Prince said he was afraid to apply for management positions or to try to advance his career because they might find out he never finished school.
Today he is one of thousands of Oklahoma adults using a free state resource to earn his high school equivalency diploma. He plans to enroll in college courses to further increase his earning capacity.
Adults in many communities are on waiting lists to take courses, and the wait likely will grow longer.
All state funding for adult education was eliminated from the fiscal year 2012 budget, a $2.3 million loss.
‘Caught off guard'
Adult education teachers from across the state — Bartlesville, Chickasha, Duncan, Enid, Lawton, Oklahoma City, Tulsa and Union — held an emergency phone conference last week to discuss the funding loss.
“We were totally caught off guard,” said Ann Allen, executive director of adult and community education for Oklahoma City Public Schools. “In our directors' meeting, we were told it might be 4 or 8 percent.”
Now many programs are struggling to remain open. The loss of state dollars also threaten federal funding — about $6 million statewide — that requires local matching funds.
Allen said the loss of state funding was a 25 percent reduction in her overall budget.
Allen said this school year they will be down 12 teachers and will probably serve 600 fewer students.
Some of the rural communities are facing much greater losses.
In Caddo County, Lisa Gragg, had to close two satellite offices, lay off the only full-time teacher and eliminate all evening and all English-language classes.
She optimistically hopes to serve 50 students this school year, down from 150 last school year.
“We are their last stop,” Gragg said. “By the time they get to us, they are just so downtrodden and desperate. And they know the work situation out there. And they know to get a job, not a better job, but a job, they need this GED.”
Most adult education centers offer courses to prepare students for the GED exam, which if they pass will earn them an Oklahoma high school diploma. They also offer English-language classes, job interview training and many other resources.
Gragg said several job sites have closed in recent years in Caddo County, where the unemployment and dropout rates are always high.
“Our people are going to have even more of a disadvantage,” she said.
Prince said he originally enrolled for a $300 online course until he learned his degree wouldn't be accepted by colleges. He was able to get his money back and enroll in the free summer courses at the Oklahoma City Adult Education Center.
On Thursday night, students were packed in the downstairs room at 1320 N Classen Drive.
Several expressed concern that funding reductions could prevent others from having the same door-opening opportunity adult education has provided them.
Aaron Lyles, 31, has been working in construction since he was 14, but he can't advance — can't even join the union — without his high school diploma.
“I'm achieving something I've always wanted to achieve,” Lyles said. “You feel like a loser, a lot, for not finishing school.

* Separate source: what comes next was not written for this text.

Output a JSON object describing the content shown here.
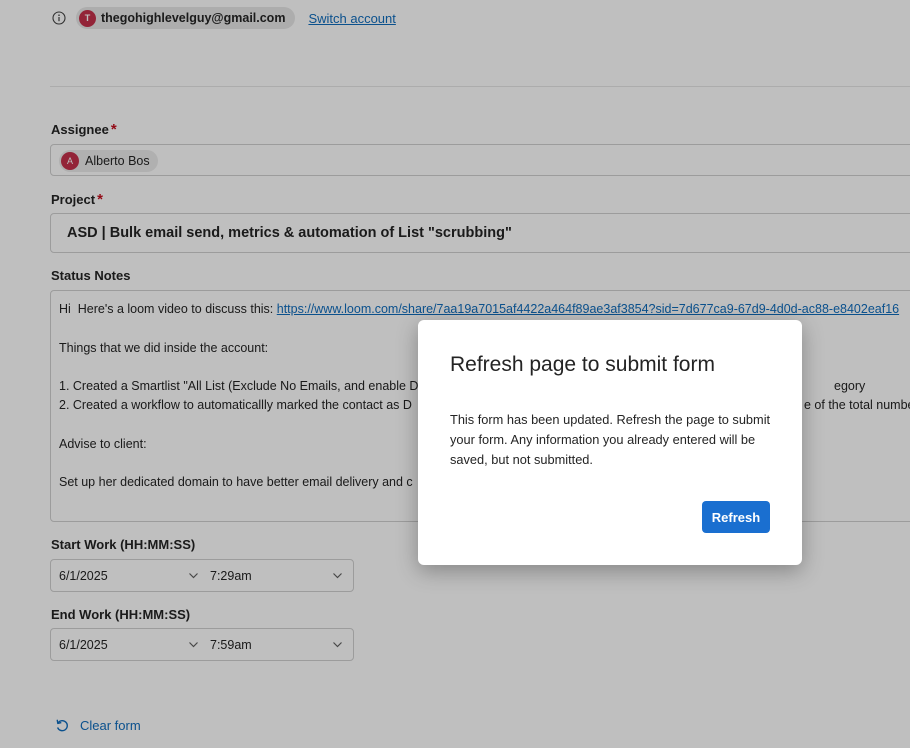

I dropped out my senior year.”
Janquice Walker, 27, is a dental assistant who hopes to become a licensed practical nurse.
“It makes you feel bad, because you know you work just as hard and are just as smart as everyone,” Walker said.
Meanwhile, upstairs, a smaller group of students is learning English.
The classes are critical to Phuc Huynh, 19, who came here from Vietnam three months ago.
He wants to communicate better with the people in his new community.